Record set:

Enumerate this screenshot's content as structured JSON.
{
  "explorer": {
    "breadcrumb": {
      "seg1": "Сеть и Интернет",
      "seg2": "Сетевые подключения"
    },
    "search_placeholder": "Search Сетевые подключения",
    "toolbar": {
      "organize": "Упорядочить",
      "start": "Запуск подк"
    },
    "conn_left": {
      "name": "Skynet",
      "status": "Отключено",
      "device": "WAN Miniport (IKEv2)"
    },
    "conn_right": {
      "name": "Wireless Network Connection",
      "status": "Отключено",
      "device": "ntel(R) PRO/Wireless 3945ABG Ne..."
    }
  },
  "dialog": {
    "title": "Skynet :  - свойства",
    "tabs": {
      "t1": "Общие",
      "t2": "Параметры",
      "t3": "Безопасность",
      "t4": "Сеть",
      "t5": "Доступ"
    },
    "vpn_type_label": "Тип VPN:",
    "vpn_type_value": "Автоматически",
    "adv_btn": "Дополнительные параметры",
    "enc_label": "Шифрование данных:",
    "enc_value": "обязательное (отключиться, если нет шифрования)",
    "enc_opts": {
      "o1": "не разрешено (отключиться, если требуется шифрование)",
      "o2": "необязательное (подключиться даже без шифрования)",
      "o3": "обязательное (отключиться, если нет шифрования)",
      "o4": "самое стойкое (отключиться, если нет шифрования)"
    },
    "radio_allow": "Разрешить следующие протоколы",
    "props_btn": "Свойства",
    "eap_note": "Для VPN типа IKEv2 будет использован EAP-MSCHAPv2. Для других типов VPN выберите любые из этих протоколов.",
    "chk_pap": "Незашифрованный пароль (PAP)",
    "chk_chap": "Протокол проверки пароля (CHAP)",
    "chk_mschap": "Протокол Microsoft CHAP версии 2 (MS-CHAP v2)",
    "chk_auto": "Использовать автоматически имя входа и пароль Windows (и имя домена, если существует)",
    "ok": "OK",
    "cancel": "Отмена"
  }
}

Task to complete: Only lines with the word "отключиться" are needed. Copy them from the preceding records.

Your solution:
    "enc_value": "обязательное (отключиться, если нет шифрования)",
      "o1": "не разрешено (отключиться, если требуется шифрование)",
      "o3": "обязательное (отключиться, если нет шифрования)",
      "o4": "самое стойкое (отключиться, если нет шифрования)"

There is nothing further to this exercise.